Programming is not only about knowing how to use specific words and abstract constructs to build a program. It is also about being able to design and develop complex structures of data and algorithmic workflows. And most of the time, these complex elements are interconnected, which means that when you decide to mess with one of them, you’re actually messing with several others.
The by-products (or side-effects) of some functions can affect the rest of your system. Thus, programmers generally need to keep a mental picture of the entire system to avoid creating bugs. That is why it is so important for a programmer to maintain complete focus while building such elements.
Derek Johnson sums it up:
Interruptions are to developers what kryptonite is to Superman—they kill productivity and there’s a significant recovery period.
So, here are a couple of advices for non-programmers on “how to deal with your programmer colleagues”:

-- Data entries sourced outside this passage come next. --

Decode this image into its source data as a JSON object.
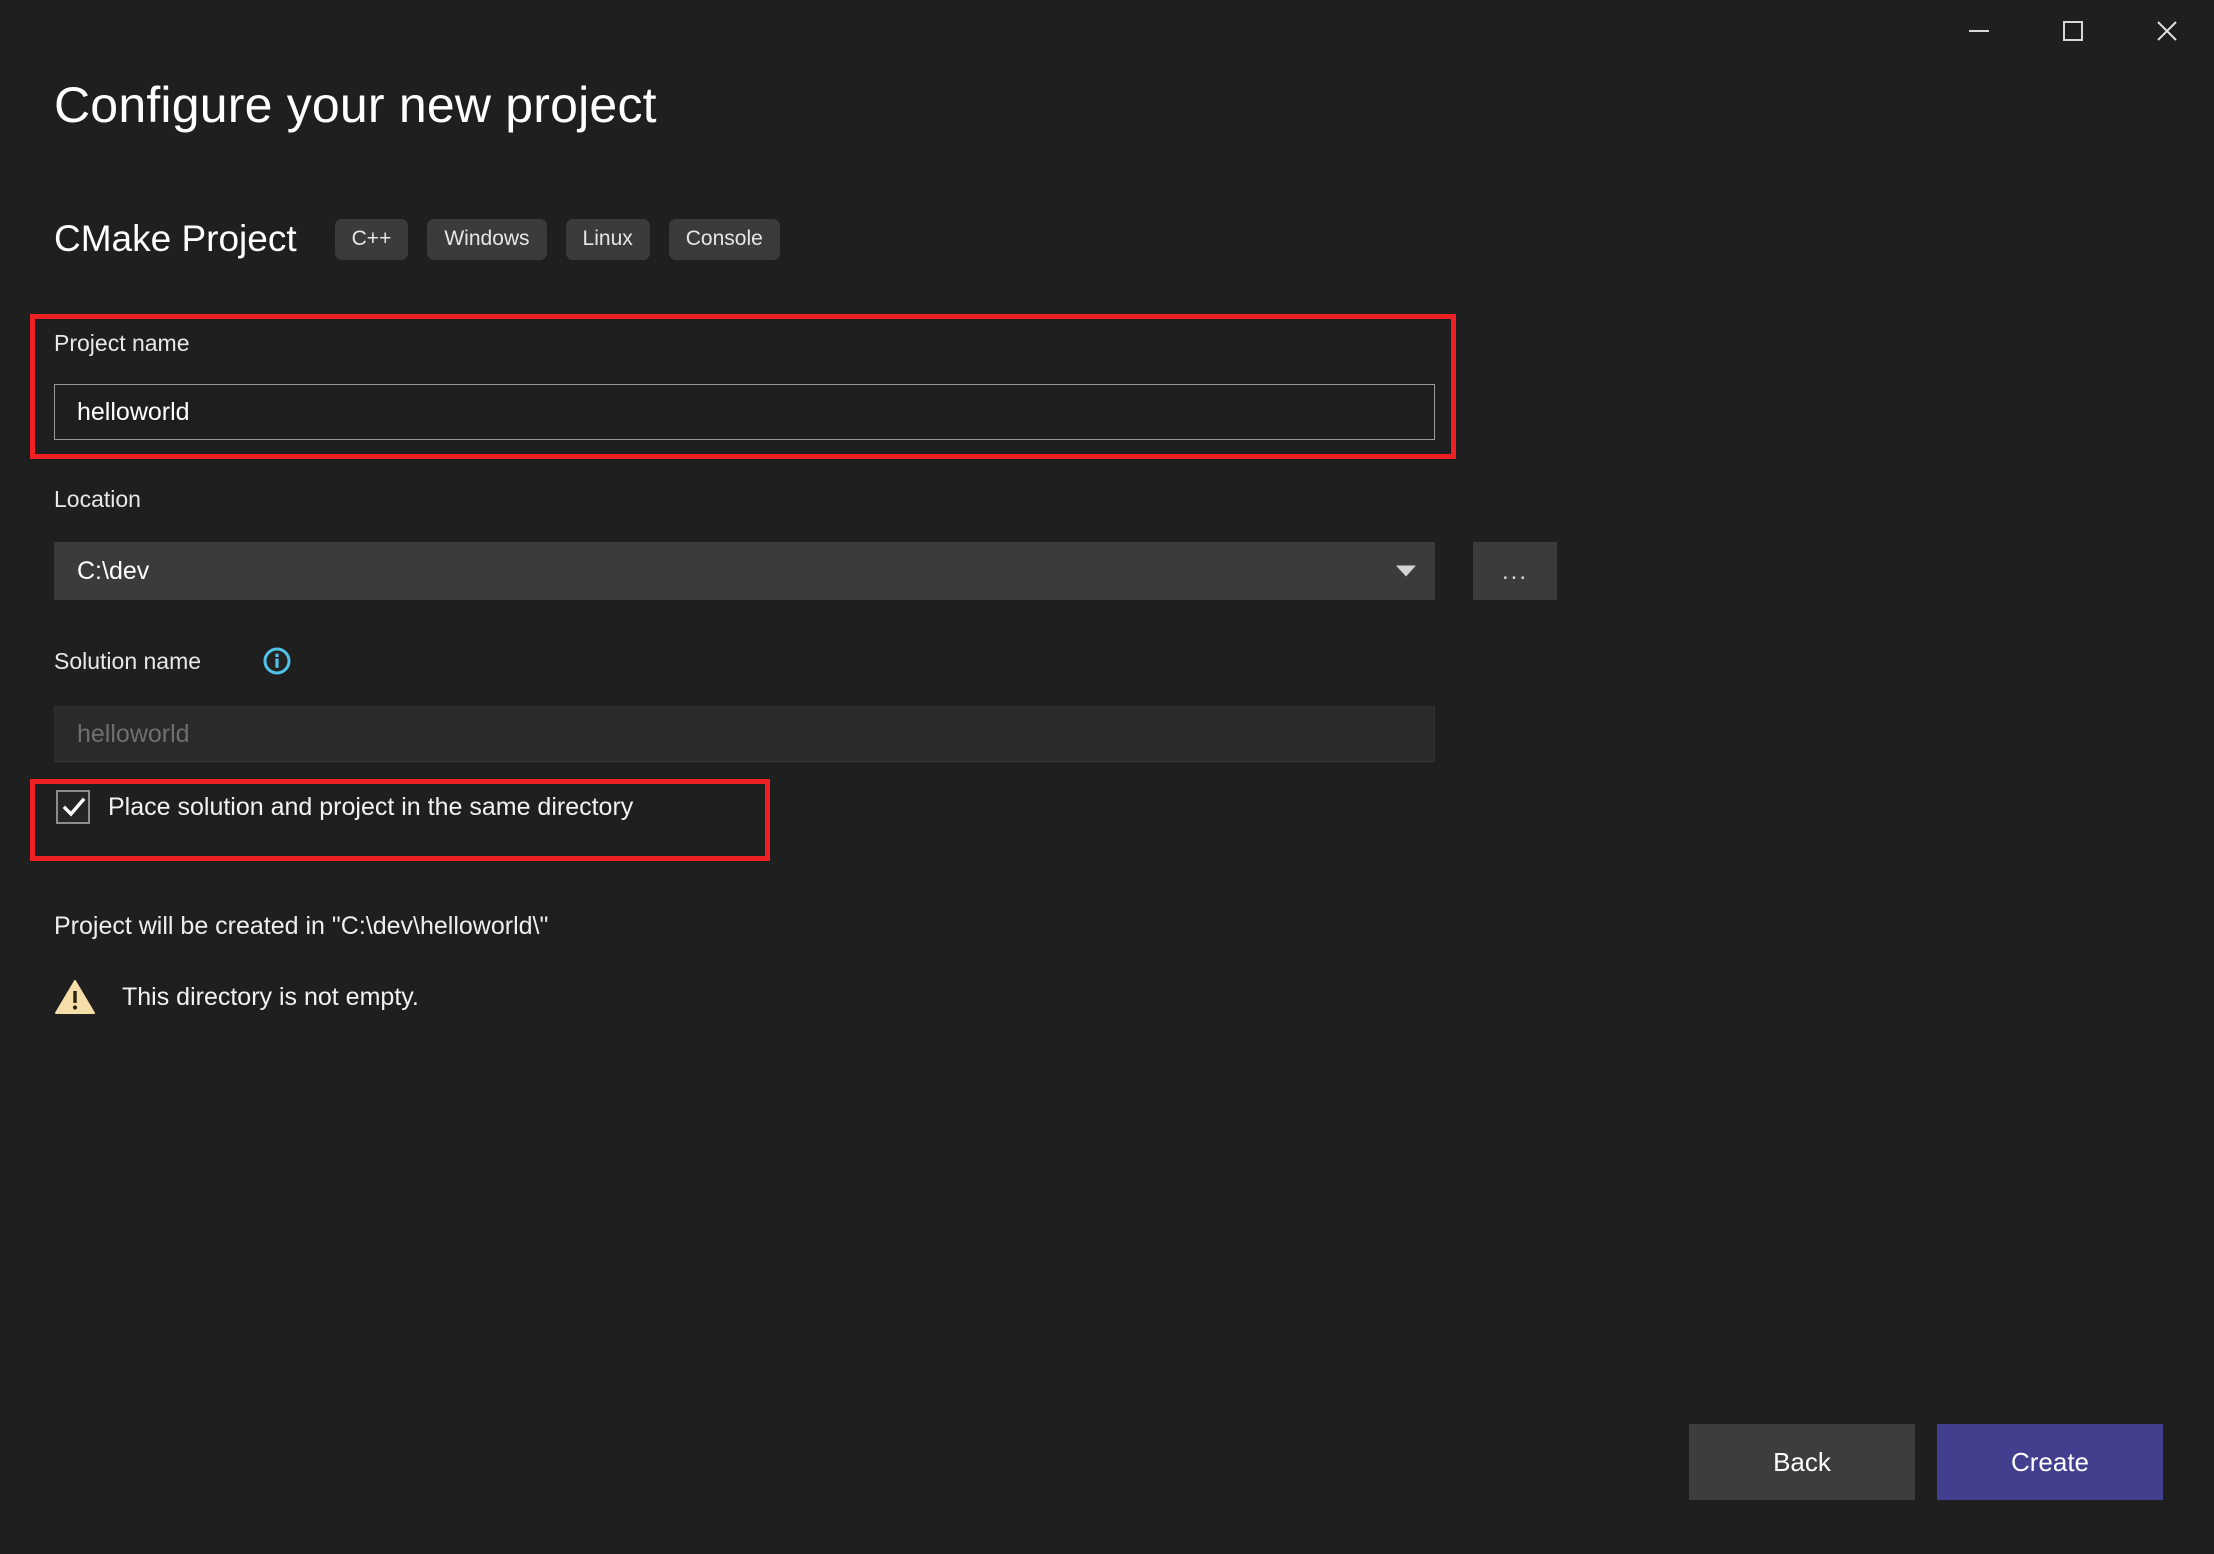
{
  "window": {
    "controls": [
      {
        "name": "minimize",
        "label": "Minimize"
      },
      {
        "name": "maximize",
        "label": "Maximize"
      },
      {
        "name": "close",
        "label": "Close"
      }
    ]
  },
  "header": {
    "title": "Configure your new project",
    "template_name": "CMake Project",
    "tags": [
      "C++",
      "Windows",
      "Linux",
      "Console"
    ]
  },
  "form": {
    "project_name": {
      "label": "Project name",
      "value": "helloworld"
    },
    "location": {
      "label": "Location",
      "value": "C:\\dev",
      "browse_label": "...",
      "dropdown_icon": "chevron-down-icon"
    },
    "solution_name": {
      "label": "Solution name",
      "info_icon": "info-icon",
      "placeholder": "helloworld",
      "value": ""
    },
    "same_directory": {
      "label": "Place solution and project in the same directory",
      "checked": true
    }
  },
  "status": {
    "path_message": "Project will be created in \"C:\\dev\\helloworld\\\"",
    "warning_icon": "warning-triangle-icon",
    "warning_message": "This directory is not empty."
  },
  "footer": {
    "back_label": "Back",
    "create_label": "Create"
  },
  "colors": {
    "background": "#1f1f1f",
    "accent_create": "#413f8e",
    "annotation": "#ed2024",
    "info": "#4fc3e8",
    "warning": "#f5dea8"
  }
}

- Headphones on = no interruptions – I use headphones all of the time and choose appropriate tunes (usually non-distracting tunes like mellow Jazz) while programming. I know some of my colleagues (non-programmers) find this insulting as they interpret my unwillingness to participate in their discussions on trivial matters as rudeness. But this is not rudeness. It’s just that we know that those conversation sessions (even if very quick) affect the programming productivity.
- Use e-mail – I know that you feel that your problem will only get the necessary attention if you come up in person (or you send a quick message through any instant messaging client) and tell the programmer about it, but that is harmful for the reasons that I pointed above. So, use e-mail. If your programmer colleague has any e-mail discipline, she/he’ll make periodic visits to her/his inbox and deal with the problem accordingly. Oh, and don’t do this after sending the e-mail: